Description of the task
No pictures belong in the copy, but every line of the material below must be reproduced exactly.

++++++

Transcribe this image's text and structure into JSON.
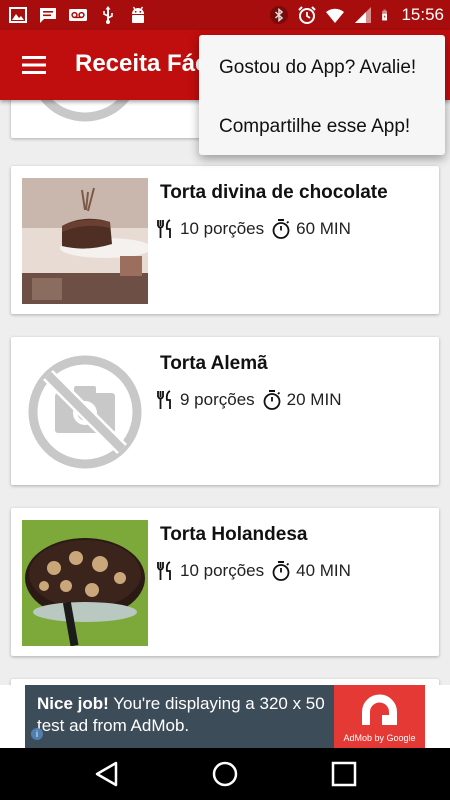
{
  "status_bar": {
    "time": "15:56",
    "left_icons": [
      "image-icon",
      "message-icon",
      "voicemail-icon",
      "usb-icon",
      "android-debug-icon"
    ],
    "right_icons": [
      "bluetooth-icon",
      "alarm-icon",
      "wifi-icon",
      "signal-icon",
      "battery-icon"
    ]
  },
  "app_bar": {
    "title": "Receita Fácil",
    "menu_icon": "menu-icon"
  },
  "overflow_menu": {
    "items": [
      {
        "label": "Gostou do App? Avalie!"
      },
      {
        "label": "Compartilhe esse App!"
      }
    ]
  },
  "recipes": [
    {
      "title": "Torta divina de chocolate",
      "servings": "10 porções",
      "time": "60 MIN",
      "image": "chocolate-cake-photo"
    },
    {
      "title": "Torta Alemã",
      "servings": "9 porções",
      "time": "20 MIN",
      "image": "no-photo-icon"
    },
    {
      "title": "Torta Holandesa",
      "servings": "10 porções",
      "time": "40 MIN",
      "image": "dutch-pie-photo"
    }
  ],
  "ad": {
    "headline": "Nice job!",
    "body": " You're displaying a 320 x 50 test ad from AdMob.",
    "brand": "AdMob by Google"
  },
  "nav_bar": {
    "icons": [
      "back-icon",
      "home-icon",
      "recents-icon"
    ]
  },
  "colors": {
    "status_bar": "#a80d0d",
    "app_bar": "#c00d0d",
    "background": "#eeeeee",
    "ad_banner": "#3d4c59",
    "ad_logo": "#e53935"
  }
}
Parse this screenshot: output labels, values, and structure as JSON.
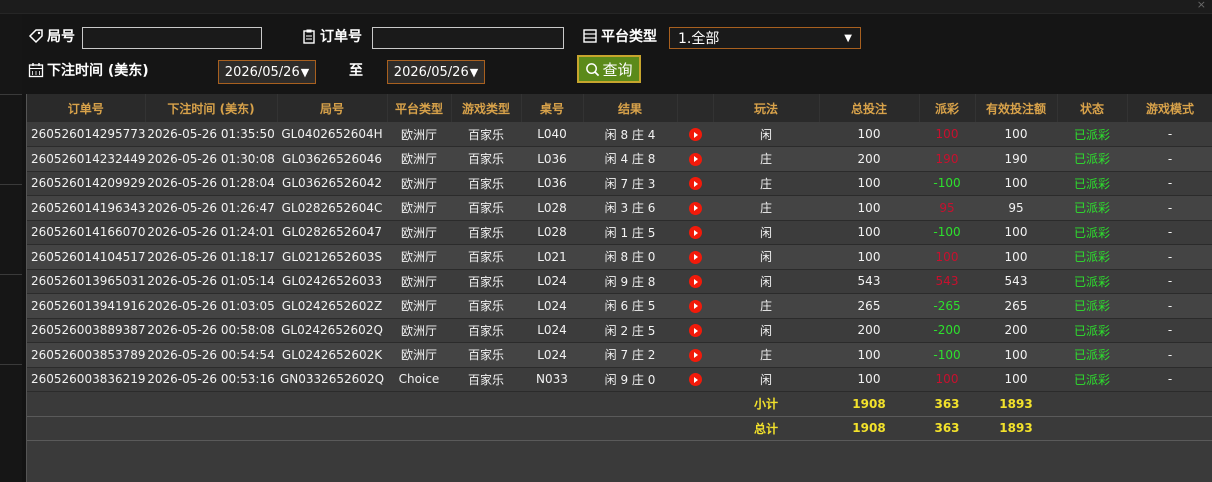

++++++

Solution to the exercise
Transcribe this image's text and structure into JSON.
{
  "status_bar": {
    "time": "15:56",
    "left_icons": [
      "image-icon",
      "message-icon",
      "voicemail-icon",
      "usb-icon",
      "android-debug-icon"
    ],
    "right_icons": [
      "bluetooth-icon",
      "alarm-icon",
      "wifi-icon",
      "signal-icon",
      "battery-icon"
    ]
  },
  "app_bar": {
    "title": "Receita Fácil",
    "menu_icon": "menu-icon"
  },
  "overflow_menu": {
    "items": [
      {
        "label": "Gostou do App? Avalie!"
      },
      {
        "label": "Compartilhe esse App!"
      }
    ]
  },
  "recipes": [
    {
      "title": "Torta divina de chocolate",
      "servings": "10 porções",
      "time": "60 MIN",
      "image": "chocolate-cake-photo"
    },
    {
      "title": "Torta Alemã",
      "servings": "9 porções",
      "time": "20 MIN",
      "image": "no-photo-icon"
    },
    {
      "title": "Torta Holandesa",
      "servings": "10 porções",
      "time": "40 MIN",
      "image": "dutch-pie-photo"
    }
  ],
  "ad": {
    "headline": "Nice job!",
    "body": " You're displaying a 320 x 50 test ad from AdMob.",
    "brand": "AdMob by Google"
  },
  "nav_bar": {
    "icons": [
      "back-icon",
      "home-icon",
      "recents-icon"
    ]
  },
  "colors": {
    "status_bar": "#a80d0d",
    "app_bar": "#c00d0d",
    "background": "#eeeeee",
    "ad_banner": "#3d4c59",
    "ad_logo": "#e53935"
  }
}
Parse this screenshot: output labels, values, and structure as JSON.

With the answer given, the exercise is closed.